━━━━━ Provided records

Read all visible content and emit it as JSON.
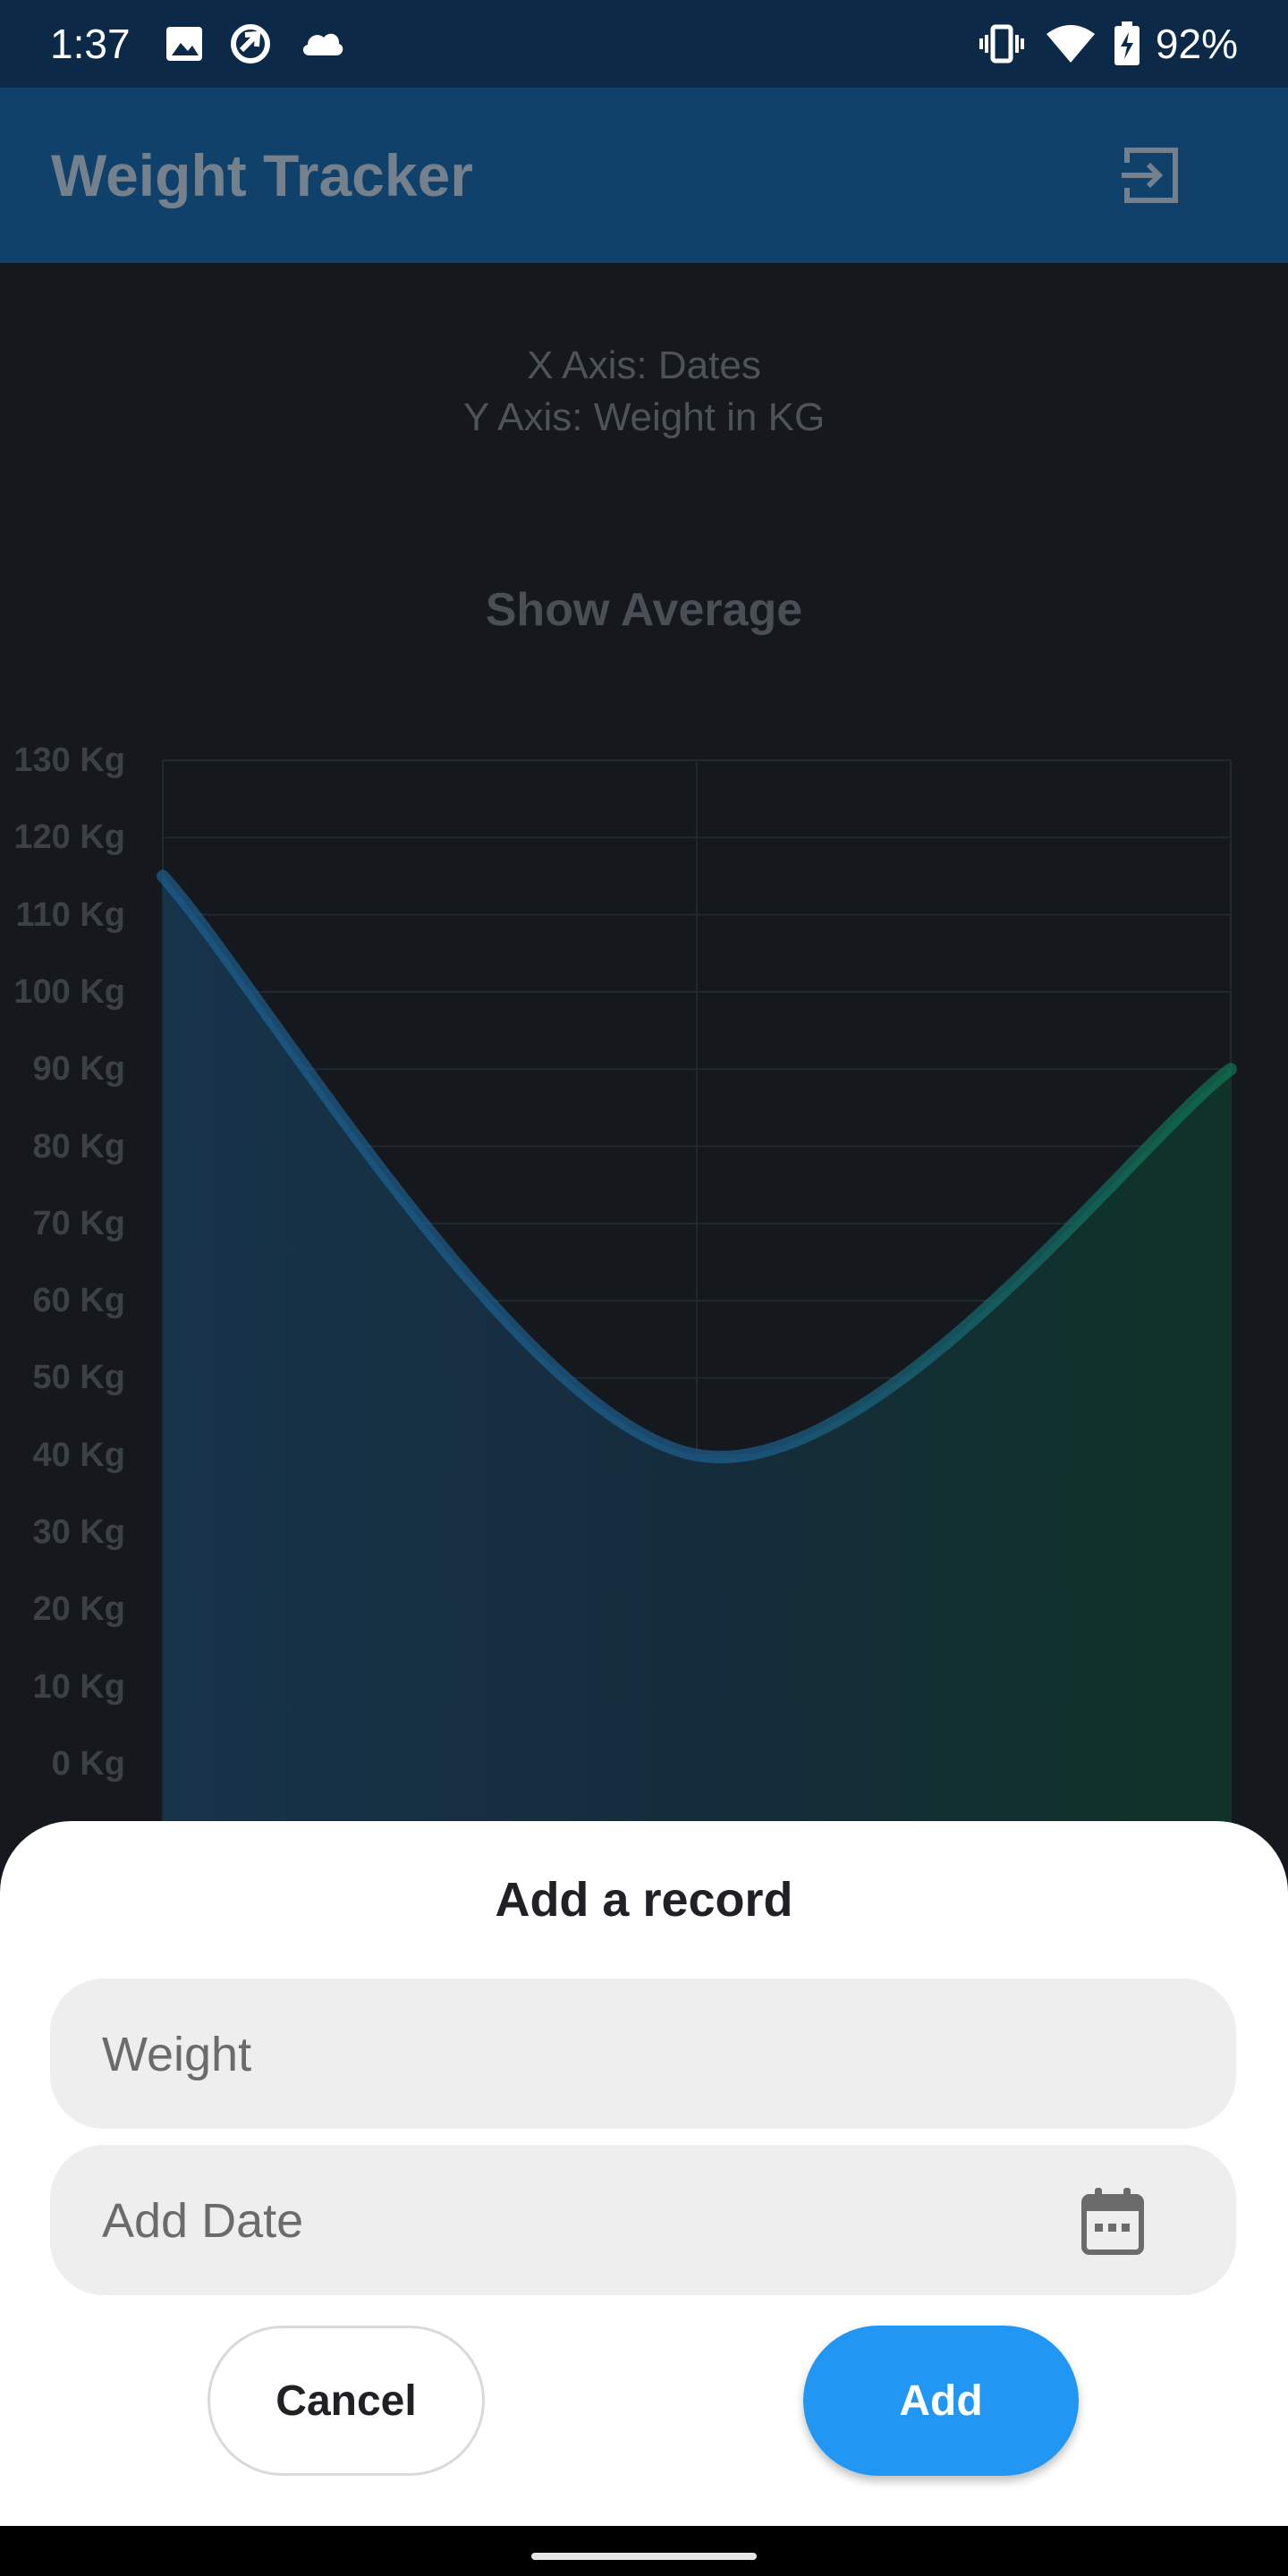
{
  "status_bar": {
    "time": "1:37",
    "battery": "92%",
    "left_icons": [
      "image-icon",
      "sync-icon",
      "cloud-icon"
    ],
    "right_icons": [
      "vibrate-icon",
      "wifi-icon",
      "battery-charging-icon"
    ]
  },
  "app_bar": {
    "title": "Weight Tracker",
    "action_icon": "logout-icon"
  },
  "axis_info": {
    "x_axis": "X Axis: Dates",
    "y_axis": "Y Axis: Weight in KG"
  },
  "show_average_label": "Show Average",
  "chart_data": {
    "type": "area",
    "xlabel": "",
    "ylabel": "",
    "ylim": [
      0,
      130
    ],
    "y_ticks": [
      "130 Kg",
      "120 Kg",
      "110 Kg",
      "100 Kg",
      "90 Kg",
      "80 Kg",
      "70 Kg",
      "60 Kg",
      "50 Kg",
      "40 Kg",
      "30 Kg",
      "20 Kg",
      "10 Kg",
      "0 Kg"
    ],
    "series": [
      {
        "values": [
          115,
          40,
          90
        ]
      }
    ],
    "curve": "smooth",
    "grid": true,
    "gradient_colors": [
      "#1d6aa0",
      "#10845a"
    ]
  },
  "sheet": {
    "title": "Add a record",
    "weight_placeholder": "Weight",
    "date_placeholder": "Add Date",
    "date_icon": "calendar-icon",
    "cancel_label": "Cancel",
    "add_label": "Add"
  },
  "colors": {
    "status_bar": "#0c2a48",
    "app_bar": "#0f416b",
    "background": "#15181d",
    "primary_button": "#2196f3"
  }
}
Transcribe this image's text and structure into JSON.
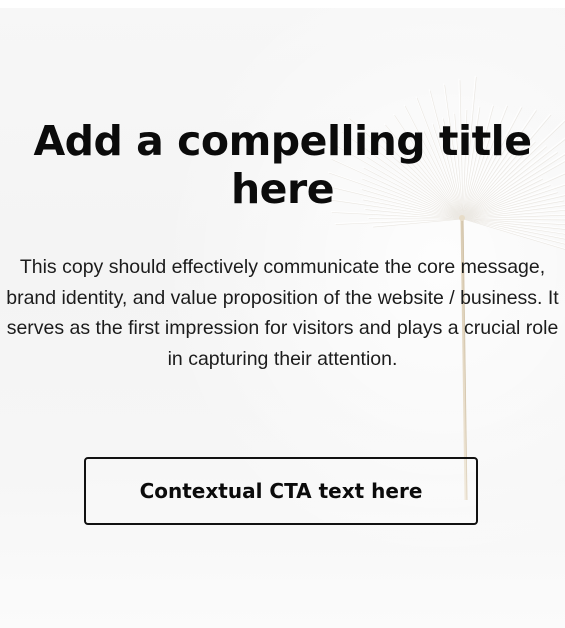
{
  "hero": {
    "title": "Add a compelling title here",
    "body": "This copy should effectively communicate the core message, brand identity, and value proposition of the website / business. It serves as the first impression for visitors and plays a crucial role in capturing their attention.",
    "cta_label": "Contextual CTA text here",
    "background_image": "dandelion-seed-image"
  },
  "colors": {
    "text": "#0b0b0b",
    "background": "#f5f5f5",
    "cta_border": "#111111"
  }
}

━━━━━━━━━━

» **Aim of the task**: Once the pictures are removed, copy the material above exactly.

» **Result below**:
Read all visible content and emit it as JSON.
{
  "status_bar": {
    "time": "1:37",
    "battery": "92%",
    "left_icons": [
      "image-icon",
      "sync-icon",
      "cloud-icon"
    ],
    "right_icons": [
      "vibrate-icon",
      "wifi-icon",
      "battery-charging-icon"
    ]
  },
  "app_bar": {
    "title": "Weight Tracker",
    "action_icon": "logout-icon"
  },
  "axis_info": {
    "x_axis": "X Axis: Dates",
    "y_axis": "Y Axis: Weight in KG"
  },
  "show_average_label": "Show Average",
  "chart_data": {
    "type": "area",
    "xlabel": "",
    "ylabel": "",
    "ylim": [
      0,
      130
    ],
    "y_ticks": [
      "130 Kg",
      "120 Kg",
      "110 Kg",
      "100 Kg",
      "90 Kg",
      "80 Kg",
      "70 Kg",
      "60 Kg",
      "50 Kg",
      "40 Kg",
      "30 Kg",
      "20 Kg",
      "10 Kg",
      "0 Kg"
    ],
    "series": [
      {
        "values": [
          115,
          40,
          90
        ]
      }
    ],
    "curve": "smooth",
    "grid": true,
    "gradient_colors": [
      "#1d6aa0",
      "#10845a"
    ]
  },
  "sheet": {
    "title": "Add a record",
    "weight_placeholder": "Weight",
    "date_placeholder": "Add Date",
    "date_icon": "calendar-icon",
    "cancel_label": "Cancel",
    "add_label": "Add"
  },
  "colors": {
    "status_bar": "#0c2a48",
    "app_bar": "#0f416b",
    "background": "#15181d",
    "primary_button": "#2196f3"
  }
}
Transcribe this image's text and structure into JSON.
{
  "hero": {
    "title": "Add a compelling title here",
    "body": "This copy should effectively communicate the core message, brand identity, and value proposition of the website / business. It serves as the first impression for visitors and plays a crucial role in capturing their attention.",
    "cta_label": "Contextual CTA text here",
    "background_image": "dandelion-seed-image"
  },
  "colors": {
    "text": "#0b0b0b",
    "background": "#f5f5f5",
    "cta_border": "#111111"
  }
}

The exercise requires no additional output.